In the Texas Tech chapter of YouthMappers, the members participate in Mapathons, parties where people get together and map different places around the world using the technology. Solís said during one of the recent Mapathons, the YouthMappers mapped parts of Puerto Rico for the Red Cross after the devastation of Hurricane Maria.
The number of chapters around the world has grown since the YouthMappers started in November 2015. Solís said about one chapter a week is created.
As the work YouthMappers are doing helps expand the reach of the organization's network, Solís said it is important for students to see people on the ground using the maps they created.
Julia Kleine, a senior geosciences major from Yorktown, got the chance to start the Texas Tech chapter of YouthMappers when the organization was launched. Through her work with the YouthMappers, Kleine said she expanded her network by getting the chance to go to Nepal as a YouthMappers fellow supported by USAID, interacting with different chapters around the world, including those in Bangladesh, Nigeria and Ghana.
The workshop was hosted in Nepal because of the Kathmandu Living Labs, Kleine said. This lab was instrumental in setting up mapping teams after a 7.8-magnitude earthquake in Nepal in 2015.
“This was one of the big examples of OpenStreetMap,” Kleine said. “People realized they could use this to map data during disasters.”
Mapping the future
For Kleine, being a part of the YouthMappers has given her more confidence in sharing the knowledge and technology with other people through different workshops, she said. She hopes to see the Texas Tech chapter of YouthMappers grow.
“I think the thing YouthMappers has going for it is, anyone who wants to do humanitarian work or apply their skills to real-life situations will be attracted to this organization,” Kleine said.
Solís thinks YouthMappers will continue to add chapters because of the excitement surrounding the work.
“It's been a crazy snowball of interest from students who want to be a part of this and want to learn about the technology and advance their own careers and experience in this domain,” Solís said. “They also are excited that any of the campaigns and tasks we set up for them, whether it be global, regional or local maps, is data someone has been asking for and something they need to do some kind of work. That is the underlying motivation and energy behind what they do.”
Solís said the work the YouthMappers do is helping not only the humanitarians using the maps but also the students themselves.
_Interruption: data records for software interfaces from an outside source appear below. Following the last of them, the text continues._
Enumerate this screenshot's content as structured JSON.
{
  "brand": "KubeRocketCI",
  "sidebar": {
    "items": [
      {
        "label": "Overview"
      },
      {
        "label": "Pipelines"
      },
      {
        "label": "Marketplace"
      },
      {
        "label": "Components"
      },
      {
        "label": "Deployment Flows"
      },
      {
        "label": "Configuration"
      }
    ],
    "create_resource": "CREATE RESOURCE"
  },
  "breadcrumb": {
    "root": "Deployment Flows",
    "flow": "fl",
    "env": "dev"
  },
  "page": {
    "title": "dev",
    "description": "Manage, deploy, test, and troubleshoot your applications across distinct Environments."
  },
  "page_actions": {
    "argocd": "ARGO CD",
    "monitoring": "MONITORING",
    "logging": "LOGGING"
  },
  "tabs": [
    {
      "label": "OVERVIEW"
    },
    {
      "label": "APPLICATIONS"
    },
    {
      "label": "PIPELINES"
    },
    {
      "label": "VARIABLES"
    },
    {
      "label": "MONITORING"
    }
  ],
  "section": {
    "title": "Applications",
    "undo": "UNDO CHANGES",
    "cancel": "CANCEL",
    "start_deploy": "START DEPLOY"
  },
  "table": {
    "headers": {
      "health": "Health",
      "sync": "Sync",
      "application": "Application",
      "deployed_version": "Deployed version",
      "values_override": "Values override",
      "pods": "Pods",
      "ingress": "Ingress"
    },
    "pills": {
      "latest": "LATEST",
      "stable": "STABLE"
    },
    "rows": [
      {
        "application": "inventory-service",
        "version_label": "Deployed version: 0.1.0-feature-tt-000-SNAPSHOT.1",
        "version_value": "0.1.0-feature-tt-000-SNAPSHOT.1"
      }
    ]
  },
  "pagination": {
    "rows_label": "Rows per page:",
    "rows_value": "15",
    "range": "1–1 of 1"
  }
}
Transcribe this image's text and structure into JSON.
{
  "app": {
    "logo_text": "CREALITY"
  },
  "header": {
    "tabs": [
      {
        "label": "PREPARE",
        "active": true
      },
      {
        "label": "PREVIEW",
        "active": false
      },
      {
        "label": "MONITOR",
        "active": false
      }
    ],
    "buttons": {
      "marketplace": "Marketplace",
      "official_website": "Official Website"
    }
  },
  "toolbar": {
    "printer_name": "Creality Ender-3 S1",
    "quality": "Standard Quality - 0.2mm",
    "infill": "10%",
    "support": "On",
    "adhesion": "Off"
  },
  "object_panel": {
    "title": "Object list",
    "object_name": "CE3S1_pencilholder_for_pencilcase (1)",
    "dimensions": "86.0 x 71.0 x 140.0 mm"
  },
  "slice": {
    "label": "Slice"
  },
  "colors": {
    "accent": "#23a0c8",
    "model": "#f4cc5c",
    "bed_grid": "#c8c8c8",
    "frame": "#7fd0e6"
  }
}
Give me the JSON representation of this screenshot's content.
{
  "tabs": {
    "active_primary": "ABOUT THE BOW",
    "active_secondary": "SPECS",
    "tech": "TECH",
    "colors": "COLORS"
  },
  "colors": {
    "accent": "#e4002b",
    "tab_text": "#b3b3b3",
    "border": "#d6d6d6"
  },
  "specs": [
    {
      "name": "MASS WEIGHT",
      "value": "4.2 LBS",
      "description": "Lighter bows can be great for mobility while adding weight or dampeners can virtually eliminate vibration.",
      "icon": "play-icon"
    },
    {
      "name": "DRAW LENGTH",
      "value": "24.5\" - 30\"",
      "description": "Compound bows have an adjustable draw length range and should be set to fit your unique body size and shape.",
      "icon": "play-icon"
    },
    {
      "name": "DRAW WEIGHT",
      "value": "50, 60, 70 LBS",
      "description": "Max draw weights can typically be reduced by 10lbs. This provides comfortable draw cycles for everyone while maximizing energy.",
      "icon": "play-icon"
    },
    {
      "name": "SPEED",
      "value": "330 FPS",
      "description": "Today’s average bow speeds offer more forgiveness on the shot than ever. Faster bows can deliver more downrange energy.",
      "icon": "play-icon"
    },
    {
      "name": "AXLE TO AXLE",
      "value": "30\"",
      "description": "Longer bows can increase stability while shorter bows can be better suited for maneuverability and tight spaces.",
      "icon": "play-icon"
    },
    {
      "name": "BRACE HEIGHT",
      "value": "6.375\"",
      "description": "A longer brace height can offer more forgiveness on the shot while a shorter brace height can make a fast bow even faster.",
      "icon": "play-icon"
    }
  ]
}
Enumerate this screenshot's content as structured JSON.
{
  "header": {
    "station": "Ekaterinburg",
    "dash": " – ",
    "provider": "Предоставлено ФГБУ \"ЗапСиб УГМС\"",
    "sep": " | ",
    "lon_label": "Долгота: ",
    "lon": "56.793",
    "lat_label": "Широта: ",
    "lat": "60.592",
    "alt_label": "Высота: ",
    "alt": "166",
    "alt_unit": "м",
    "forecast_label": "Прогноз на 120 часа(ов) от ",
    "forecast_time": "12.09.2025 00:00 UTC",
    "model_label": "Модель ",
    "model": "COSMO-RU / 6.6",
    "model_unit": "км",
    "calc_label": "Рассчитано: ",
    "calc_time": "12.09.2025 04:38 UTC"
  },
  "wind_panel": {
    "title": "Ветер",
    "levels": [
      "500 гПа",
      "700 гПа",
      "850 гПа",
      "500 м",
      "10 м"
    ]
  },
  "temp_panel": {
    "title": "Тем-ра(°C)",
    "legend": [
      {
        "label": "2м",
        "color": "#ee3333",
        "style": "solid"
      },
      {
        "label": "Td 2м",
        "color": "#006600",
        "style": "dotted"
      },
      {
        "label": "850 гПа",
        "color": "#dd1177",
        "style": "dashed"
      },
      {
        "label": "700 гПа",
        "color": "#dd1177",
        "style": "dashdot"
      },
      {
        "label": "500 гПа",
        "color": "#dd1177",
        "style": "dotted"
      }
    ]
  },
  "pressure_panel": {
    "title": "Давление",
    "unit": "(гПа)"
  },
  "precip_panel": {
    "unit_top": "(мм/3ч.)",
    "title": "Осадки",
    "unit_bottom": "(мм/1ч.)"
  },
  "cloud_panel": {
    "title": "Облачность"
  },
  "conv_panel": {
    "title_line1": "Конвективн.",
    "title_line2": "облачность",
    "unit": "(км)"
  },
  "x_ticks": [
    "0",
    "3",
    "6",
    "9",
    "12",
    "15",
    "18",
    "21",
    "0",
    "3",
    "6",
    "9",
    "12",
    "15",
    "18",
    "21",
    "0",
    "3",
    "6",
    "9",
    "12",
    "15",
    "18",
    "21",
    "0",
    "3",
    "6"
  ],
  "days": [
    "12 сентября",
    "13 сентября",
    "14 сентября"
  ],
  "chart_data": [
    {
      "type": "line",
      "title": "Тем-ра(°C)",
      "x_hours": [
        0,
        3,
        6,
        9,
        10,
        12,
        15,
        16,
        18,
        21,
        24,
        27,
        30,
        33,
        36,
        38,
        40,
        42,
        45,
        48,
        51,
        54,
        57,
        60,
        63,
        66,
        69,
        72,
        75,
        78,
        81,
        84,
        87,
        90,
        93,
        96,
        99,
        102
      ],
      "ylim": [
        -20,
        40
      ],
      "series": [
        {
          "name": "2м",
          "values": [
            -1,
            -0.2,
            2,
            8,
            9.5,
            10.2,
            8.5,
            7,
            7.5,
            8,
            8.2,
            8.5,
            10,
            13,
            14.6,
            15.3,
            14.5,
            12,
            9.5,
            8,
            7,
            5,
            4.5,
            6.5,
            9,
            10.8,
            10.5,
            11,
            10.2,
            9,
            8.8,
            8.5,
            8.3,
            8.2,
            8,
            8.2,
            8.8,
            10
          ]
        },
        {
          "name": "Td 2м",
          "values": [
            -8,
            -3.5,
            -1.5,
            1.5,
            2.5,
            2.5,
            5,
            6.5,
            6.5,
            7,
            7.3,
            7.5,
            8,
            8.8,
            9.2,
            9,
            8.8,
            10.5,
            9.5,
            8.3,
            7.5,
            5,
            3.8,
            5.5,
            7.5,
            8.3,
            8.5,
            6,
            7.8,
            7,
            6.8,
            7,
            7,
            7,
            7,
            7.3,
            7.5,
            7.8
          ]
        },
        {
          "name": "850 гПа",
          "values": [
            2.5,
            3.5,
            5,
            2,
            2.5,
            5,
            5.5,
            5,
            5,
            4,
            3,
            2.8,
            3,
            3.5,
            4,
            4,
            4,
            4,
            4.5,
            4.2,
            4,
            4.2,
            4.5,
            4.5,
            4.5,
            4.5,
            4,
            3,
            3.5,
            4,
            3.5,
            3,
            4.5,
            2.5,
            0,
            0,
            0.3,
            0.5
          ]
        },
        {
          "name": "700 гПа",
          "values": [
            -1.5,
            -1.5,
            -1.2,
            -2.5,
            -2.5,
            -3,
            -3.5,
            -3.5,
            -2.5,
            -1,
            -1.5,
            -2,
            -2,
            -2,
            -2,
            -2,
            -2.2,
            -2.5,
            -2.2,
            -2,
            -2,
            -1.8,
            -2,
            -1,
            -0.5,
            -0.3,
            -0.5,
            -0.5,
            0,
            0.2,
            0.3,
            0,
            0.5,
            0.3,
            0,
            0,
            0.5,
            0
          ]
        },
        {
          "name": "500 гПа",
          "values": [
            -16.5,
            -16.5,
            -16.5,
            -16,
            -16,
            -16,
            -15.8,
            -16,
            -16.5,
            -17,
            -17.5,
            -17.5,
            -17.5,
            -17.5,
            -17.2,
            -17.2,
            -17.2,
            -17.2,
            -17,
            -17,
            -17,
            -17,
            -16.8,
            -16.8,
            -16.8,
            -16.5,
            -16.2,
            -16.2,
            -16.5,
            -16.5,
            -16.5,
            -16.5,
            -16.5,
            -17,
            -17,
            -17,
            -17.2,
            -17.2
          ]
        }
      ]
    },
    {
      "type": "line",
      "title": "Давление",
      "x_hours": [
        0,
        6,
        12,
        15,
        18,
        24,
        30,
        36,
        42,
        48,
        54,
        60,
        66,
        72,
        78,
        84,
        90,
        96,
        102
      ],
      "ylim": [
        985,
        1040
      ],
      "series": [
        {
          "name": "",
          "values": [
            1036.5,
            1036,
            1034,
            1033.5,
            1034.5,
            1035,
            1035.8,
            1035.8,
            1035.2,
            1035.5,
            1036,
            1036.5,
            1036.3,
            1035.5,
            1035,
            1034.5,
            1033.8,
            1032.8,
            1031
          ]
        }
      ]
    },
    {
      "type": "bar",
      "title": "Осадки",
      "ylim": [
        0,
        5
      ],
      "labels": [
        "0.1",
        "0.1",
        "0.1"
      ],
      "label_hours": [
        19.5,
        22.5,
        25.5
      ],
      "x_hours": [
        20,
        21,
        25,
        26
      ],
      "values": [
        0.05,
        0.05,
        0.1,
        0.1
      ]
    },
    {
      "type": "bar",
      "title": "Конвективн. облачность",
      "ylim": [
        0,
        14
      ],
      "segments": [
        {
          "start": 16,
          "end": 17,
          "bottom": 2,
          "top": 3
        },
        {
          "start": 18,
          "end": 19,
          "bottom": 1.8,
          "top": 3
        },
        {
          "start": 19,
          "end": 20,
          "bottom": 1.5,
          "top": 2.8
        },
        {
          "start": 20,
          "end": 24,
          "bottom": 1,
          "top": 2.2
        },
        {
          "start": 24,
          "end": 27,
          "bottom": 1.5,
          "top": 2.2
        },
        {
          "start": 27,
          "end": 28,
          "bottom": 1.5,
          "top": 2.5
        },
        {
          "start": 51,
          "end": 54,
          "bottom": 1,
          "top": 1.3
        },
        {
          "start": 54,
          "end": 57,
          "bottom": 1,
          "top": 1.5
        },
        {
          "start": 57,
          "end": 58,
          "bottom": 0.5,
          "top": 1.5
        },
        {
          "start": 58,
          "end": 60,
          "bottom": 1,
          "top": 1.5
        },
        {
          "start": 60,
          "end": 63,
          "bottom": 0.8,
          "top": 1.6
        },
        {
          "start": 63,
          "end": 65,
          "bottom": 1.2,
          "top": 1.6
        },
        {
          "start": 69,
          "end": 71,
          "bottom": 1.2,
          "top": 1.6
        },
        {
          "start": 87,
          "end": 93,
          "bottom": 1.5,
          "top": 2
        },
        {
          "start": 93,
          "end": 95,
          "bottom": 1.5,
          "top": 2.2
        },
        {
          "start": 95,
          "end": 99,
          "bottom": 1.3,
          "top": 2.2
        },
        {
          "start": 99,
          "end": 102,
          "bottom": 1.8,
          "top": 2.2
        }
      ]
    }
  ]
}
“I really think what the YouthMappers are doing is making a difference,” Solís said. “I think it is impacting the way the humanitarian community is working. It is also impacting the students learning about other places in the world and learning about this technology.”